(Extracted records)
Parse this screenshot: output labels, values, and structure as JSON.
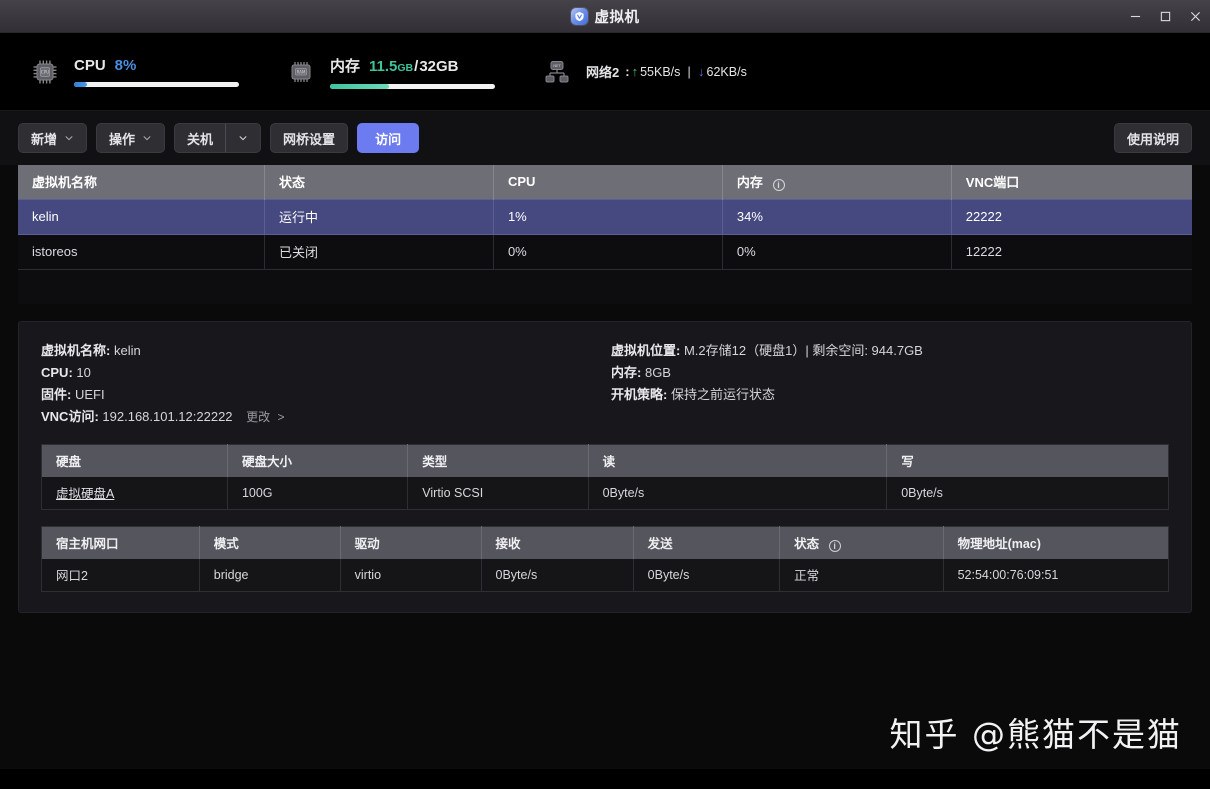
{
  "window": {
    "title": "虚拟机",
    "app_icon": "shield-v-icon",
    "controls": {
      "minimize": "minimize-icon",
      "maximize": "maximize-icon",
      "close": "close-icon"
    }
  },
  "stats": {
    "cpu": {
      "icon": "cpu-chip-icon",
      "label": "CPU",
      "value": "8%",
      "percent": 8,
      "bar_color": "#2f7fd8"
    },
    "memory": {
      "icon": "ram-chip-icon",
      "label": "内存",
      "used": "11.5",
      "used_unit": "GB",
      "separator": "/",
      "total": "32",
      "total_unit": "GB",
      "percent": 36,
      "bar_color": "#3dc49c"
    },
    "network": {
      "icon": "network-icon",
      "label": "网络2",
      "colon": " : ",
      "up_arrow": "↑",
      "up_rate": "55KB/s",
      "pipe": "|",
      "down_arrow": "↓",
      "down_rate": "62KB/s"
    }
  },
  "toolbar": {
    "add": "新增",
    "action": "操作",
    "shutdown": "关机",
    "bridge_settings": "网桥设置",
    "access": "访问",
    "help": "使用说明"
  },
  "vm_table": {
    "columns": [
      "虚拟机名称",
      "状态",
      "CPU",
      "内存",
      "VNC端口"
    ],
    "memory_has_info_icon": true,
    "rows": [
      {
        "name": "kelin",
        "status": "运行中",
        "cpu": "1%",
        "memory": "34%",
        "vnc_port": "22222",
        "selected": true
      },
      {
        "name": "istoreos",
        "status": "已关闭",
        "cpu": "0%",
        "memory": "0%",
        "vnc_port": "12222",
        "selected": false
      }
    ]
  },
  "detail": {
    "left": [
      {
        "key": "虚拟机名称:",
        "value": "kelin"
      },
      {
        "key": "CPU:",
        "value": "10"
      },
      {
        "key": "固件:",
        "value": "UEFI"
      },
      {
        "key": "VNC访问:",
        "value": "192.168.101.12:22222",
        "link": "更改",
        "link_arrow": ">"
      }
    ],
    "right": [
      {
        "key": "虚拟机位置:",
        "value": "M.2存储12（硬盘1）| 剩余空间: 944.7GB"
      },
      {
        "key": "内存:",
        "value": "8GB"
      },
      {
        "key": "开机策略:",
        "value": "保持之前运行状态"
      }
    ]
  },
  "disk_table": {
    "columns": [
      "硬盘",
      "硬盘大小",
      "类型",
      "读",
      "写"
    ],
    "rows": [
      {
        "disk": "虚拟硬盘A",
        "size": "100G",
        "type": "Virtio SCSI",
        "read": "0Byte/s",
        "write": "0Byte/s"
      }
    ]
  },
  "nic_table": {
    "columns": [
      "宿主机网口",
      "模式",
      "驱动",
      "接收",
      "发送",
      "状态",
      "物理地址(mac)"
    ],
    "status_has_info_icon": true,
    "rows": [
      {
        "port": "网口2",
        "mode": "bridge",
        "driver": "virtio",
        "rx": "0Byte/s",
        "tx": "0Byte/s",
        "status": "正常",
        "mac": "52:54:00:76:09:51"
      }
    ]
  },
  "watermark": {
    "text": "知乎 @熊猫不是猫"
  },
  "colors": {
    "accent": "#6c7cf0",
    "selected_row": "#45497f",
    "cpu_bar": "#2f7fd8",
    "mem_bar": "#3dc49c",
    "up": "#3dbf6e",
    "down": "#5a6fd8"
  }
}
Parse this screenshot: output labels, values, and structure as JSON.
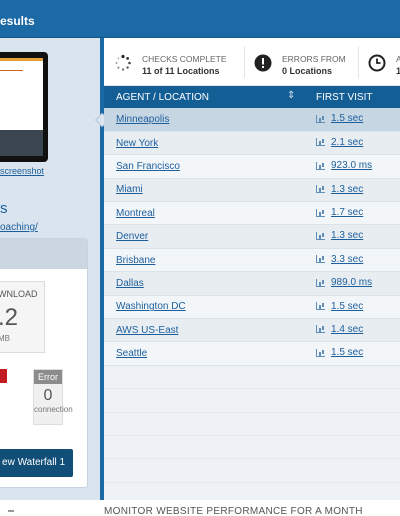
{
  "header": {
    "title": "esults"
  },
  "left_panel": {
    "screenshot_link": "screenshot",
    "site_initial": "s",
    "site_url": "oaching/",
    "download": {
      "label": "WNLOAD",
      "value": ".2",
      "unit": "MB"
    },
    "error": {
      "label": "Error",
      "value": "0",
      "sub": "connection"
    },
    "waterfall_button": "ew Waterfall 1"
  },
  "stats": {
    "checks": {
      "label": "CHECKS COMPLETE",
      "value": "11 of 11 Locations"
    },
    "errors": {
      "label": "ERRORS FROM",
      "value": "0 Locations"
    },
    "avg": {
      "label": "AV",
      "value": "1."
    }
  },
  "table": {
    "col_location": "AGENT / LOCATION",
    "col_first_visit": "FIRST VISIT",
    "rows": [
      {
        "location": "Minneapolis",
        "first_visit": "1.5 sec"
      },
      {
        "location": "New York",
        "first_visit": "2.1 sec"
      },
      {
        "location": "San Francisco",
        "first_visit": "923.0 ms"
      },
      {
        "location": "Miami",
        "first_visit": "1.3 sec"
      },
      {
        "location": "Montreal",
        "first_visit": "1.7 sec"
      },
      {
        "location": "Denver",
        "first_visit": "1.3 sec"
      },
      {
        "location": "Brisbane",
        "first_visit": "3.3 sec"
      },
      {
        "location": "Dallas",
        "first_visit": "989.0 ms"
      },
      {
        "location": "Washington DC",
        "first_visit": "1.5 sec"
      },
      {
        "location": "AWS US-East",
        "first_visit": "1.4 sec"
      },
      {
        "location": "Seattle",
        "first_visit": "1.5 sec"
      }
    ]
  },
  "footer": {
    "promo": "MONITOR WEBSITE PERFORMANCE FOR A MONTH"
  }
}
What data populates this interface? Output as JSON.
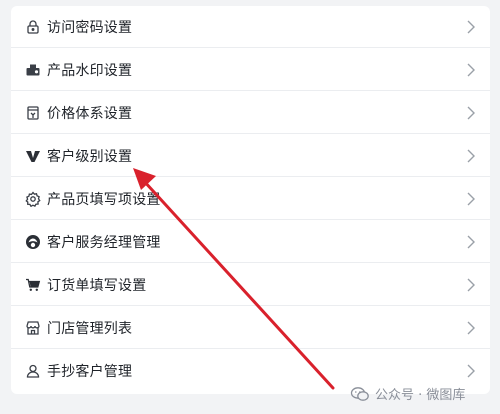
{
  "menu": {
    "items": [
      {
        "label": "访问密码设置",
        "icon": "lock-icon"
      },
      {
        "label": "产品水印设置",
        "icon": "watermark-stamp-icon"
      },
      {
        "label": "价格体系设置",
        "icon": "price-tag-icon"
      },
      {
        "label": "客户级别设置",
        "icon": "vip-level-icon"
      },
      {
        "label": "产品页填写项设置",
        "icon": "gear-icon"
      },
      {
        "label": "客户服务经理管理",
        "icon": "service-manager-icon"
      },
      {
        "label": "订货单填写设置",
        "icon": "cart-icon"
      },
      {
        "label": "门店管理列表",
        "icon": "store-icon"
      },
      {
        "label": "手抄客户管理",
        "icon": "user-icon"
      }
    ]
  },
  "watermark": {
    "text": "公众号 · 微图库",
    "icon": "wechat-icon"
  },
  "colors": {
    "annotation_arrow": "#d9212c",
    "text": "#1f2329",
    "chevron": "#9aa0a8"
  }
}
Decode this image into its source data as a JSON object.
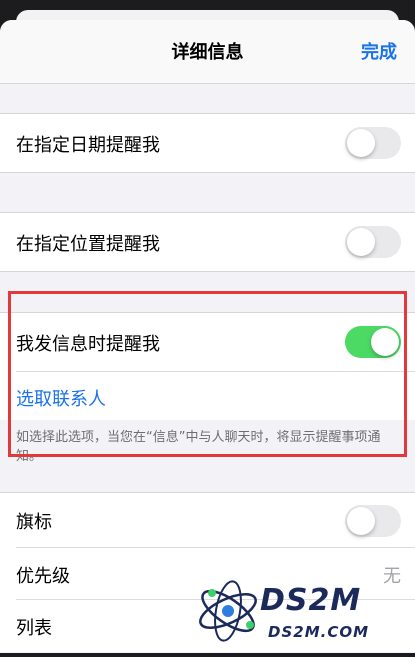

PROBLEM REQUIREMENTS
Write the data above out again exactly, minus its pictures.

WRITTEN RESPONSE
Parse this screenshot: output labels, values, and structure as JSON.
{
  "window": {
    "title": "虚拟机",
    "app_icon": "shield-v-icon",
    "controls": {
      "minimize": "minimize-icon",
      "maximize": "maximize-icon",
      "close": "close-icon"
    }
  },
  "stats": {
    "cpu": {
      "icon": "cpu-chip-icon",
      "label": "CPU",
      "value": "8%",
      "percent": 8,
      "bar_color": "#2f7fd8"
    },
    "memory": {
      "icon": "ram-chip-icon",
      "label": "内存",
      "used": "11.5",
      "used_unit": "GB",
      "separator": "/",
      "total": "32",
      "total_unit": "GB",
      "percent": 36,
      "bar_color": "#3dc49c"
    },
    "network": {
      "icon": "network-icon",
      "label": "网络2",
      "colon": " : ",
      "up_arrow": "↑",
      "up_rate": "55KB/s",
      "pipe": "|",
      "down_arrow": "↓",
      "down_rate": "62KB/s"
    }
  },
  "toolbar": {
    "add": "新增",
    "action": "操作",
    "shutdown": "关机",
    "bridge_settings": "网桥设置",
    "access": "访问",
    "help": "使用说明"
  },
  "vm_table": {
    "columns": [
      "虚拟机名称",
      "状态",
      "CPU",
      "内存",
      "VNC端口"
    ],
    "memory_has_info_icon": true,
    "rows": [
      {
        "name": "kelin",
        "status": "运行中",
        "cpu": "1%",
        "memory": "34%",
        "vnc_port": "22222",
        "selected": true
      },
      {
        "name": "istoreos",
        "status": "已关闭",
        "cpu": "0%",
        "memory": "0%",
        "vnc_port": "12222",
        "selected": false
      }
    ]
  },
  "detail": {
    "left": [
      {
        "key": "虚拟机名称:",
        "value": "kelin"
      },
      {
        "key": "CPU:",
        "value": "10"
      },
      {
        "key": "固件:",
        "value": "UEFI"
      },
      {
        "key": "VNC访问:",
        "value": "192.168.101.12:22222",
        "link": "更改",
        "link_arrow": ">"
      }
    ],
    "right": [
      {
        "key": "虚拟机位置:",
        "value": "M.2存储12（硬盘1）| 剩余空间: 944.7GB"
      },
      {
        "key": "内存:",
        "value": "8GB"
      },
      {
        "key": "开机策略:",
        "value": "保持之前运行状态"
      }
    ]
  },
  "disk_table": {
    "columns": [
      "硬盘",
      "硬盘大小",
      "类型",
      "读",
      "写"
    ],
    "rows": [
      {
        "disk": "虚拟硬盘A",
        "size": "100G",
        "type": "Virtio SCSI",
        "read": "0Byte/s",
        "write": "0Byte/s"
      }
    ]
  },
  "nic_table": {
    "columns": [
      "宿主机网口",
      "模式",
      "驱动",
      "接收",
      "发送",
      "状态",
      "物理地址(mac)"
    ],
    "status_has_info_icon": true,
    "rows": [
      {
        "port": "网口2",
        "mode": "bridge",
        "driver": "virtio",
        "rx": "0Byte/s",
        "tx": "0Byte/s",
        "status": "正常",
        "mac": "52:54:00:76:09:51"
      }
    ]
  },
  "watermark": {
    "text": "知乎 @熊猫不是猫"
  },
  "colors": {
    "accent": "#6c7cf0",
    "selected_row": "#45497f",
    "cpu_bar": "#2f7fd8",
    "mem_bar": "#3dc49c",
    "up": "#3dbf6e",
    "down": "#5a6fd8"
  }
}
Parse this screenshot: output labels, values, and structure as JSON.
{
  "header": {
    "title": "esults"
  },
  "left_panel": {
    "screenshot_link": "screenshot",
    "site_initial": "s",
    "site_url": "oaching/",
    "download": {
      "label": "WNLOAD",
      "value": ".2",
      "unit": "MB"
    },
    "error": {
      "label": "Error",
      "value": "0",
      "sub": "connection"
    },
    "waterfall_button": "ew Waterfall 1"
  },
  "stats": {
    "checks": {
      "label": "CHECKS COMPLETE",
      "value": "11 of 11 Locations"
    },
    "errors": {
      "label": "ERRORS FROM",
      "value": "0 Locations"
    },
    "avg": {
      "label": "AV",
      "value": "1."
    }
  },
  "table": {
    "col_location": "AGENT / LOCATION",
    "col_first_visit": "FIRST VISIT",
    "rows": [
      {
        "location": "Minneapolis",
        "first_visit": "1.5 sec"
      },
      {
        "location": "New York",
        "first_visit": "2.1 sec"
      },
      {
        "location": "San Francisco",
        "first_visit": "923.0 ms"
      },
      {
        "location": "Miami",
        "first_visit": "1.3 sec"
      },
      {
        "location": "Montreal",
        "first_visit": "1.7 sec"
      },
      {
        "location": "Denver",
        "first_visit": "1.3 sec"
      },
      {
        "location": "Brisbane",
        "first_visit": "3.3 sec"
      },
      {
        "location": "Dallas",
        "first_visit": "989.0 ms"
      },
      {
        "location": "Washington DC",
        "first_visit": "1.5 sec"
      },
      {
        "location": "AWS US-East",
        "first_visit": "1.4 sec"
      },
      {
        "location": "Seattle",
        "first_visit": "1.5 sec"
      }
    ]
  },
  "footer": {
    "promo": "MONITOR WEBSITE PERFORMANCE FOR A MONTH"
  }
}
What data populates this interface? Output as JSON.
{
  "menu": {
    "items": [
      {
        "label": "访问密码设置",
        "icon": "lock-icon"
      },
      {
        "label": "产品水印设置",
        "icon": "watermark-stamp-icon"
      },
      {
        "label": "价格体系设置",
        "icon": "price-tag-icon"
      },
      {
        "label": "客户级别设置",
        "icon": "vip-level-icon"
      },
      {
        "label": "产品页填写项设置",
        "icon": "gear-icon"
      },
      {
        "label": "客户服务经理管理",
        "icon": "service-manager-icon"
      },
      {
        "label": "订货单填写设置",
        "icon": "cart-icon"
      },
      {
        "label": "门店管理列表",
        "icon": "store-icon"
      },
      {
        "label": "手抄客户管理",
        "icon": "user-icon"
      }
    ]
  },
  "watermark": {
    "text": "公众号 · 微图库",
    "icon": "wechat-icon"
  },
  "colors": {
    "annotation_arrow": "#d9212c",
    "text": "#1f2329",
    "chevron": "#9aa0a8"
  }
}
Decode this image into its source data as a JSON object.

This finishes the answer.